Capucine Lebrun grew up between Paris and the Italian Boot, surrounded by an aesthetic environment. The Friulane are like a Proust madeleine to her. She always saw her mom wearing them and she herself never took off the slippers during her childhood. But it was when she started wearing them outside her home that it clicked. And If they will walk the Parisian sidewalks, they might as well be made in the most beautiful fabrics, trimmed with a pretty grosgrain ribbon.
Capucine makes a point of sourcing her fabrics from the best clothiers and hunts for treasures in every one of her trips. With the wide range of velvet (more than 25 different colors) which go from soft pink to lemon yellow, through emerald green, bubble gum pink or bright red, she also adds unique prints. Satin, embroidered silk, brocades and touches of leopard invite themselves at our feet. Capulette not only proposes Friulane with a twist, but with an extra soul.

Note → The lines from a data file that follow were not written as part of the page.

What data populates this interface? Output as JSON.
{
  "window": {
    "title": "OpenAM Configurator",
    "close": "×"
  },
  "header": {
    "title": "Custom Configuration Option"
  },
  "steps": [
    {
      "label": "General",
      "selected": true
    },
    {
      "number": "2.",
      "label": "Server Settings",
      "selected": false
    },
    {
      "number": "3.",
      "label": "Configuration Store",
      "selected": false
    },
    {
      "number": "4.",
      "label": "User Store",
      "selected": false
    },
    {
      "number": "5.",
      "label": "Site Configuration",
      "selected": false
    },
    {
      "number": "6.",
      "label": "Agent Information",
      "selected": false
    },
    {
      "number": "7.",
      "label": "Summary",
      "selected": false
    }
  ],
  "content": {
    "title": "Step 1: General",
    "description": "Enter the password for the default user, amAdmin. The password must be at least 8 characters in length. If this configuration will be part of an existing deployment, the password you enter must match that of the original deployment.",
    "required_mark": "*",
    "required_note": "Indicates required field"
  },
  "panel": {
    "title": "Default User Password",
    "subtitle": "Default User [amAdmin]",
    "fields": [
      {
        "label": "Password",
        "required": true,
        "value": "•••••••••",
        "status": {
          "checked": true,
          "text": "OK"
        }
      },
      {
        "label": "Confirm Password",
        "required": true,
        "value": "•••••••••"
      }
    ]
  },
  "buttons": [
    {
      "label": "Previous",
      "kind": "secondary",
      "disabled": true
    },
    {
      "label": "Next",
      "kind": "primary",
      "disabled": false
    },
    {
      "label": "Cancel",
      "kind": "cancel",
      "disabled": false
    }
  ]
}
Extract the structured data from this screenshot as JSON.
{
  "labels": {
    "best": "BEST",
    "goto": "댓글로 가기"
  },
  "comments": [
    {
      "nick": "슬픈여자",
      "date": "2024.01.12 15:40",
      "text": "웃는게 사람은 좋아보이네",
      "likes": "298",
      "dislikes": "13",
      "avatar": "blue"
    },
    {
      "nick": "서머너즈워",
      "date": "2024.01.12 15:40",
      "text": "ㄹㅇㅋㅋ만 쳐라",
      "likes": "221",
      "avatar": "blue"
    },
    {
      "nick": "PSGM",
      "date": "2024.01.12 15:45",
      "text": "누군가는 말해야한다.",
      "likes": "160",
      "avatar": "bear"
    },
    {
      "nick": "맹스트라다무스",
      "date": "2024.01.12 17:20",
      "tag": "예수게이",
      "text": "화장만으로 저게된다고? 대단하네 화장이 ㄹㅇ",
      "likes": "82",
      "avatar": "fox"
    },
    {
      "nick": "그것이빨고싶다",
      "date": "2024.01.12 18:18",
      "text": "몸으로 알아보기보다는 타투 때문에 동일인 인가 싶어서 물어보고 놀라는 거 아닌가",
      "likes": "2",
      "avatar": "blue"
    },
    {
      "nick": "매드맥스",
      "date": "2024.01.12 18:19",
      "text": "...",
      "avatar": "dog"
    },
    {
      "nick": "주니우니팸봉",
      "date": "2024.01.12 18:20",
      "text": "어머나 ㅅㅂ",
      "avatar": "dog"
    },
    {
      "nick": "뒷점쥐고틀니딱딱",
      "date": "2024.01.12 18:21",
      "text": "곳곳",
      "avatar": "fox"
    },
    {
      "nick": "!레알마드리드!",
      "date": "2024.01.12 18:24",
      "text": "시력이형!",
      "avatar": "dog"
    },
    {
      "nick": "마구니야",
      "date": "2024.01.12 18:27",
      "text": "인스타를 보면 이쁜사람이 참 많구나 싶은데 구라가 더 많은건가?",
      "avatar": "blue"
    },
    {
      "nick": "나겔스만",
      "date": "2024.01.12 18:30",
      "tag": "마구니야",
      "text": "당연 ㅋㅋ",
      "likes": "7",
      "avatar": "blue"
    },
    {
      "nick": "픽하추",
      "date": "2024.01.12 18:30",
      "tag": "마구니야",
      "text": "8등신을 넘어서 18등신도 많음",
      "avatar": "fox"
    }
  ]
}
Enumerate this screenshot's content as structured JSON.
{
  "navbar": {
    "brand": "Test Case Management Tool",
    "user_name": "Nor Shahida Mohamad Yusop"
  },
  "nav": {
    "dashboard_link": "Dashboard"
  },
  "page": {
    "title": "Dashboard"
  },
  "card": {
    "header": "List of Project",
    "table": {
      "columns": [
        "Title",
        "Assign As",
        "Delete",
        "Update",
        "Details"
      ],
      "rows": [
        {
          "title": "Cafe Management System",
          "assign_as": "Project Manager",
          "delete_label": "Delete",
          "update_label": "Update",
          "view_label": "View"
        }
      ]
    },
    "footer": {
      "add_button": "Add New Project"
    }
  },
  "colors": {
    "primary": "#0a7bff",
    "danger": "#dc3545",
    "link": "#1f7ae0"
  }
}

Friulane & more
Beyond reinventing the Venetian neo-ballerina, Capucine is an insatiable globetrotter. When Capucine decided to extend her brand to handbags- a universe that she knows well, having worked for a long time with her mother, designer Caroline De Marchi- she drew inspiration from a trip to Colombia and imagined the desirable Palma.
This bag is entirely handcrafted from Iraca, a natural palm leaf meticulously braided by women artisans in the Caribbean coast of the Latin American country. This bag can be worn on the shoulder or across the body, secured to its twisted cotton handle in different colors and decorated with a matching pompom. Capulette cultivates an eye for detail and works exclusively with local workshops to highlight the regional know-how of each of its creations.
The Friulane, a Venetian success story
The Friulane first appeared in the 19th century in the region of Venice but are also known as Furlane in the Italian region of Friuli. However, it was after World War II that they began being widely talked about. To counter the shortage of materials, these makeshift shoes were made with scraps of cloth, burlap, and a sole cut from old bicycle tires.
Sold in Venice on the Rialto Bridge, they are a hit with gondoliers who can move on their boats without slipping thanks to their rubber soles. Legend has it that Venetian rascals adopted them to be able to walk around in their palaces without cracking the floor and discreetly slipping away to find their mistresses...
In recent years, we have seen these velvet slippers at the feet of VIPs and fashionistas. Their sleek design gives them an effortless chic side and their versatility makes them wearable to the beach as well as to a cocktail party.
Revisited in a wide palette of colors or made in special fabrics, Capulette shoes are surfing the loungewear trend and appealing to lovers of a certain Italian lifestyle.
Know-how to share
Each pair of Friulane is made according to the rules of Italian artistry in a human size workshop. Particular care is taken in the choice and quality of materials. Many of the different steps necessary for the manufacture of a pair, are still hand crafted.
Capulette also offers customers a variety of bespoke slippers, ideal for home guest rooms or the suites of a palace. The workshops have even made a very special pair of Friulane for a bride who wanted the model to match the fabric of her dress. She was able to comfortably but elegantly dance all night long.
Capulette also reinvents the Friulane in a baby and child slipper version. Recently, the young mom also offers them with elasticated sides and a suede sole for optimal comfort. It is also possible to personalize the Friulane with embroidered monograms.
From Uzbekistan with love
Very attracted by everything related to interior decoration or tableware, Capucine decided to launch her Casa Capulette line in 2021. She started with a collection of Suzani embroidered cushions and tablecloths that she had handmade in Uzbekistan.
Suzani, from the Persian word "suzan" meaning "needle", is one of the most beautiful types of traditional Uzbek and Tajik embroidery. The fabrics were notably hand-embroidered by young women for their wedding. They require hundreds of hours of work and represent an incredible skill.
Colombian know-how at your table
For its new Casa Capulette line, Capucine is this time highlighting Colombian craftsmanship by offering placemats and baskets hand-woven by indigenous communities. It is a fine and delicate work handed down from generation to generation.
Iraca palm leaf is widely used in Colombia in the basketry sector. It is a soft and easy to use fibre for weaving.
Each piece is unique and highlights an ancestral know-how that many families have managed to preserve.